But it must be acknowledged with a full reservoir of respect that the Celtics’ performance Tuesday night was beyond admirable, if ultimately unfulfilling. They looked devastated in their huddle after the Hayward injury. Of course they did. There appeared to be tears. There surely were prayers. Their performance after the injury reflected their shaken and distracted mood. They trailed by 10 after the first quarter and 16 at the half.

But somehow, in the second half, they came out scorching, outscoring the Cavs, 33-18, in the third quarter. The Celtics even led by 3 points with 1:50 left.

But LeBron activated his superpowers, the Cavs closed on a 7-1 run, and an Irving 3 at the buzzer that would have tied the game fell short. The Cavs won, 102-99.

Maybe their resiliency in the wake of Hayward’s injury is a clue to the makeup of this team. Maybe there are more rewarding moments ahead than we can anticipate now. Maybe Jayson Tatum will be a star right away. But even the attempts at optimism lead to one more cruel reality:

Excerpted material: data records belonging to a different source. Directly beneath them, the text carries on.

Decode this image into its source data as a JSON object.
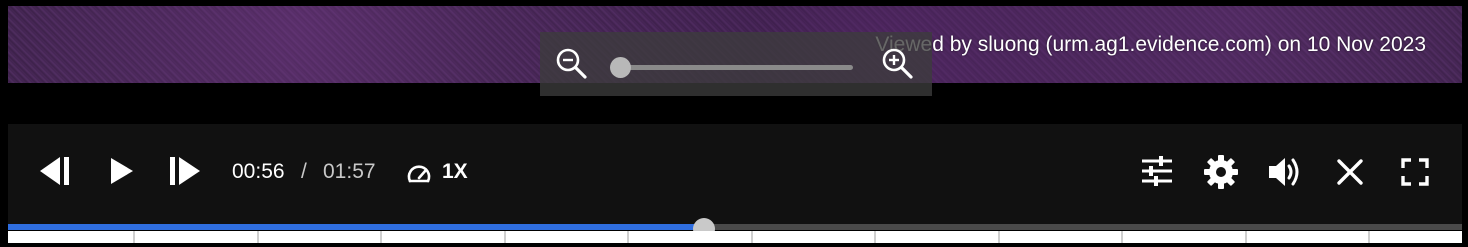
{
  "watermark": {
    "text": "Viewed by sluong (urm.ag1.evidence.com) on 10 Nov 2023"
  },
  "zoom": {
    "level": 0.0,
    "zoom_out_icon": "zoom-out-icon",
    "zoom_in_icon": "zoom-in-icon"
  },
  "player": {
    "current_time": "00:56",
    "separator": "/",
    "duration": "01:57",
    "speed": "1X",
    "progress_fraction": 0.479,
    "icons": {
      "previous_frame": "step-back-icon",
      "play": "play-icon",
      "next_frame": "step-forward-icon",
      "speed": "speedometer-icon",
      "adjust": "sliders-icon",
      "settings": "gear-icon",
      "volume": "volume-icon",
      "close": "close-icon",
      "fullscreen": "fullscreen-icon"
    }
  },
  "colors": {
    "progress_fill": "#2f6ee0",
    "control_bar": "#111111",
    "time_current": "#ffffff",
    "time_muted": "#c8c8c8"
  }
}
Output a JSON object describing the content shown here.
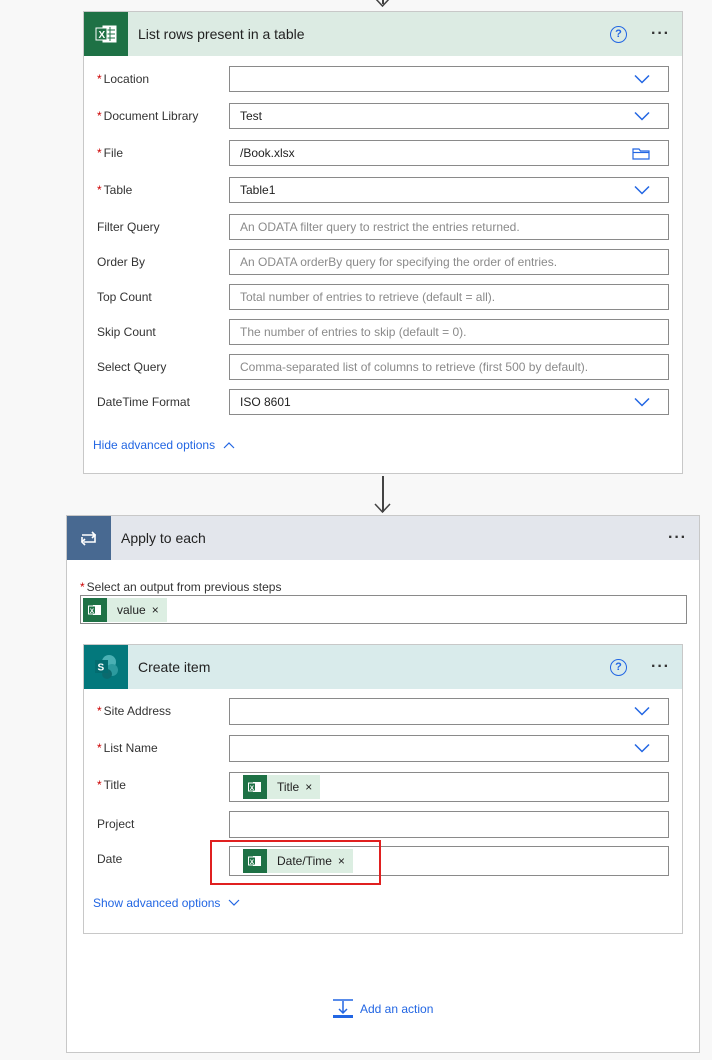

No matter how well the Celtics do this season, how well they represent themselves in the final 81 games and how this all plays out, we’ll always wonder how much better the season would be if Gordon Hayward hadn’t busted his ankle at the starting line.